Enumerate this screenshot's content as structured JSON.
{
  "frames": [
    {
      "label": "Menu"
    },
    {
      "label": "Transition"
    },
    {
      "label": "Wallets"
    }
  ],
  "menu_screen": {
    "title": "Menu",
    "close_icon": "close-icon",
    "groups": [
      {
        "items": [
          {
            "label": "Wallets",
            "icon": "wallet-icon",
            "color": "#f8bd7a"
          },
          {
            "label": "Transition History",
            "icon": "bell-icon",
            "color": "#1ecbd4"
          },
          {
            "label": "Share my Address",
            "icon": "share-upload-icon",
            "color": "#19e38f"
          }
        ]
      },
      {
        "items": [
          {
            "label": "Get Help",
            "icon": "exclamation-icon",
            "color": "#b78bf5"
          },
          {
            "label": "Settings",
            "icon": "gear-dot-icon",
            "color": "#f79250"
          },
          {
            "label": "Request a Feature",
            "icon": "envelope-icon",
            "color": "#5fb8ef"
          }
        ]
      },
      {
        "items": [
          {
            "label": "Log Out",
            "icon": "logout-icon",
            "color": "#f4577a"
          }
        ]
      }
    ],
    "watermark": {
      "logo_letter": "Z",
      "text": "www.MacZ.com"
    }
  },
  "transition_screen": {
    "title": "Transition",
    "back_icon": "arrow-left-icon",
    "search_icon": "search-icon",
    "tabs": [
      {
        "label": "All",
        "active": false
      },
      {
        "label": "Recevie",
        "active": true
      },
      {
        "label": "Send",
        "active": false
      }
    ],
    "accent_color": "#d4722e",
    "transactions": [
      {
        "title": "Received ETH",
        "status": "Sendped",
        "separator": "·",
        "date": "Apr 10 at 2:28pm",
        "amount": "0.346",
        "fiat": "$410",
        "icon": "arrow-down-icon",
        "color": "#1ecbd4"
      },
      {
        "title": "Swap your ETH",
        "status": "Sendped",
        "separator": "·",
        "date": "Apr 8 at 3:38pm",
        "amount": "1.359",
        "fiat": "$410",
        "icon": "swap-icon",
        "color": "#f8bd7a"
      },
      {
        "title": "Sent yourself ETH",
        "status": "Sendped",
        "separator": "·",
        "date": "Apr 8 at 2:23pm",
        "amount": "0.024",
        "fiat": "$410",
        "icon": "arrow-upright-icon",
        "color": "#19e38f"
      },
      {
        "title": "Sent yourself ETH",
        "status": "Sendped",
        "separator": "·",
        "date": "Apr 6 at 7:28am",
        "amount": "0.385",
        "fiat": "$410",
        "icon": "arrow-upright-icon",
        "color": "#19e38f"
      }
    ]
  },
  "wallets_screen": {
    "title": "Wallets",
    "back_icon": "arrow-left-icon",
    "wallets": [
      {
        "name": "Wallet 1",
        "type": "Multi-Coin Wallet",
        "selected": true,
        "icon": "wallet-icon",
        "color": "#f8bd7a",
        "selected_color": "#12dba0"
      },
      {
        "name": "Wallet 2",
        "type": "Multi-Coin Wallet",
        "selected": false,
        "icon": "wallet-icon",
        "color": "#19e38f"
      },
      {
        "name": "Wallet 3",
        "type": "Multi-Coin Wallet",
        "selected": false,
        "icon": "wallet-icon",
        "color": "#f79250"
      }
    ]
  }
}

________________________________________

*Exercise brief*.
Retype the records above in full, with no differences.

*Exercise result*.
Enumerate this screenshot's content as structured JSON.
{
  "frames": [
    {
      "label": "Menu"
    },
    {
      "label": "Transition"
    },
    {
      "label": "Wallets"
    }
  ],
  "menu_screen": {
    "title": "Menu",
    "close_icon": "close-icon",
    "groups": [
      {
        "items": [
          {
            "label": "Wallets",
            "icon": "wallet-icon",
            "color": "#f8bd7a"
          },
          {
            "label": "Transition History",
            "icon": "bell-icon",
            "color": "#1ecbd4"
          },
          {
            "label": "Share my Address",
            "icon": "share-upload-icon",
            "color": "#19e38f"
          }
        ]
      },
      {
        "items": [
          {
            "label": "Get Help",
            "icon": "exclamation-icon",
            "color": "#b78bf5"
          },
          {
            "label": "Settings",
            "icon": "gear-dot-icon",
            "color": "#f79250"
          },
          {
            "label": "Request a Feature",
            "icon": "envelope-icon",
            "color": "#5fb8ef"
          }
        ]
      },
      {
        "items": [
          {
            "label": "Log Out",
            "icon": "logout-icon",
            "color": "#f4577a"
          }
        ]
      }
    ],
    "watermark": {
      "logo_letter": "Z",
      "text": "www.MacZ.com"
    }
  },
  "transition_screen": {
    "title": "Transition",
    "back_icon": "arrow-left-icon",
    "search_icon": "search-icon",
    "tabs": [
      {
        "label": "All",
        "active": false
      },
      {
        "label": "Recevie",
        "active": true
      },
      {
        "label": "Send",
        "active": false
      }
    ],
    "accent_color": "#d4722e",
    "transactions": [
      {
        "title": "Received ETH",
        "status": "Sendped",
        "separator": "·",
        "date": "Apr 10 at 2:28pm",
        "amount": "0.346",
        "fiat": "$410",
        "icon": "arrow-down-icon",
        "color": "#1ecbd4"
      },
      {
        "title": "Swap your ETH",
        "status": "Sendped",
        "separator": "·",
        "date": "Apr 8 at 3:38pm",
        "amount": "1.359",
        "fiat": "$410",
        "icon": "swap-icon",
        "color": "#f8bd7a"
      },
      {
        "title": "Sent yourself ETH",
        "status": "Sendped",
        "separator": "·",
        "date": "Apr 8 at 2:23pm",
        "amount": "0.024",
        "fiat": "$410",
        "icon": "arrow-upright-icon",
        "color": "#19e38f"
      },
      {
        "title": "Sent yourself ETH",
        "status": "Sendped",
        "separator": "·",
        "date": "Apr 6 at 7:28am",
        "amount": "0.385",
        "fiat": "$410",
        "icon": "arrow-upright-icon",
        "color": "#19e38f"
      }
    ]
  },
  "wallets_screen": {
    "title": "Wallets",
    "back_icon": "arrow-left-icon",
    "wallets": [
      {
        "name": "Wallet 1",
        "type": "Multi-Coin Wallet",
        "selected": true,
        "icon": "wallet-icon",
        "color": "#f8bd7a",
        "selected_color": "#12dba0"
      },
      {
        "name": "Wallet 2",
        "type": "Multi-Coin Wallet",
        "selected": false,
        "icon": "wallet-icon",
        "color": "#19e38f"
      },
      {
        "name": "Wallet 3",
        "type": "Multi-Coin Wallet",
        "selected": false,
        "icon": "wallet-icon",
        "color": "#f79250"
      }
    ]
  }
}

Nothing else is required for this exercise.